1st 2nd Total 47 43 90 35 34 69
Tigers’ Leaders Points: Watts 32 Rebounds: Watts 11 Assists: Franklin 5 Beaver’s Leaders Points: Simon 13 Rebounds: Simon 9 Assists: Simon, Lee 2
Hutch 62, Cowley 50 Nov. 2 at Jayhawk Shootout Cowley Hutchinson
1st 19 23
Total 43 34
Tigers’ Leaders Points: Watts 18 Rebounds: Watts 6 Assists: Franklin 4 Blue Dragons’ Leaders Points: Campbell 14 Rebounds: Buckner, Cayruth, Windom 6 Assists: Brumfield 3
Scanning the court, Marcus Watts looks for a passing lane in a home game against NOC. Watts has averaged 17.9 points and 7.8 rebounds per game throughout the season. (photo by Jared McGuire) against the BroncBusters was much needed help from freshman guard Josh Cummins with 10 and center Santwon Latunde with 17. Sophomore Julio Anthony spent his time on the sidelines with an injured
shoulder.
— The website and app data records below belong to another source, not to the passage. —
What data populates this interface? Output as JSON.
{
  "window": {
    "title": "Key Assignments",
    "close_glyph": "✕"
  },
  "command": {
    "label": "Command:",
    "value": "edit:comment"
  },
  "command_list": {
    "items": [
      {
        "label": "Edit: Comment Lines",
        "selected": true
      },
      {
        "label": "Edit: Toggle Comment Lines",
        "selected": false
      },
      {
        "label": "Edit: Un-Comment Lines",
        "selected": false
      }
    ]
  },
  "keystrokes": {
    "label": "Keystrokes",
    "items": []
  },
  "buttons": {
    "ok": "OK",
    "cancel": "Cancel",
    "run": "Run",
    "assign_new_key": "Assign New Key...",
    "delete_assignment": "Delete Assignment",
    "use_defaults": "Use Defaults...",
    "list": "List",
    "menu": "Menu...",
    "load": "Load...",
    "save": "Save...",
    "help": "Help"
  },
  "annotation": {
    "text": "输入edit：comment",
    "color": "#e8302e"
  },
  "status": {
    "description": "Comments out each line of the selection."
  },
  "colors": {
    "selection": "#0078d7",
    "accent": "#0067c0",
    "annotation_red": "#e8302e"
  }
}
He hopes to be back by Saturday for a game at Pratt. The Tigers were 5-5 and hoping to keep playing well heading into Wednesday’s home game against Brown Mackie.
Cowley 73, Garden City 41 Dec. 4 at Jayhawk Shootout Cowley Garden City
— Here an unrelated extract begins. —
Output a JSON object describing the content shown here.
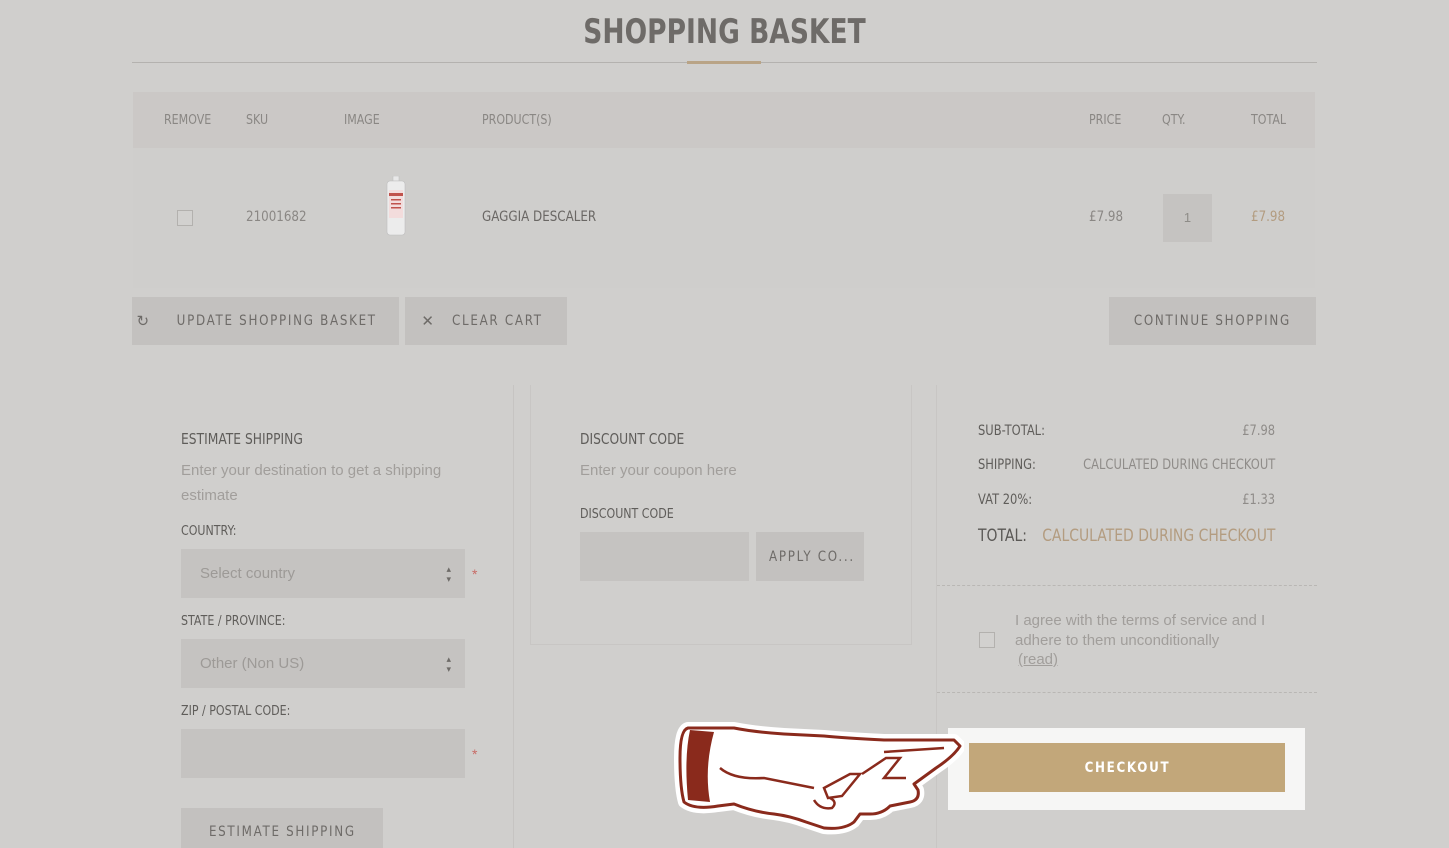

1st 49 18
Total 24 23
Tigers’ Leaders Points: Watts 32 Rebounds: Saban 7 Assists: Cummings, Franklin 2 Broncbusters’ Leaders Points: Dawson 13 Rebounds: Foster 5 Assists: Schmitt 2
Low on CASH this Holiday Season?
We’ll give you Cold Hard CASH for your used textbooks at Buyback!
Monday, December 12 through
Wednesday, December 21 Reasons Why A Textbook May Not Be Bought Back •Quality or Condition of the book •Bookstore is overstocked •College has chosen to use a different textbook for next semester •The book is a workbook, study guide, or solutions manual •The class is not being offered next semester
Sid Regnier Bookstore 207 West 5th Ave. Arkansas City, KS 67005
(620)441-5277 or visit www.cowleycollegebooks.com
Online edition of The Cowley Press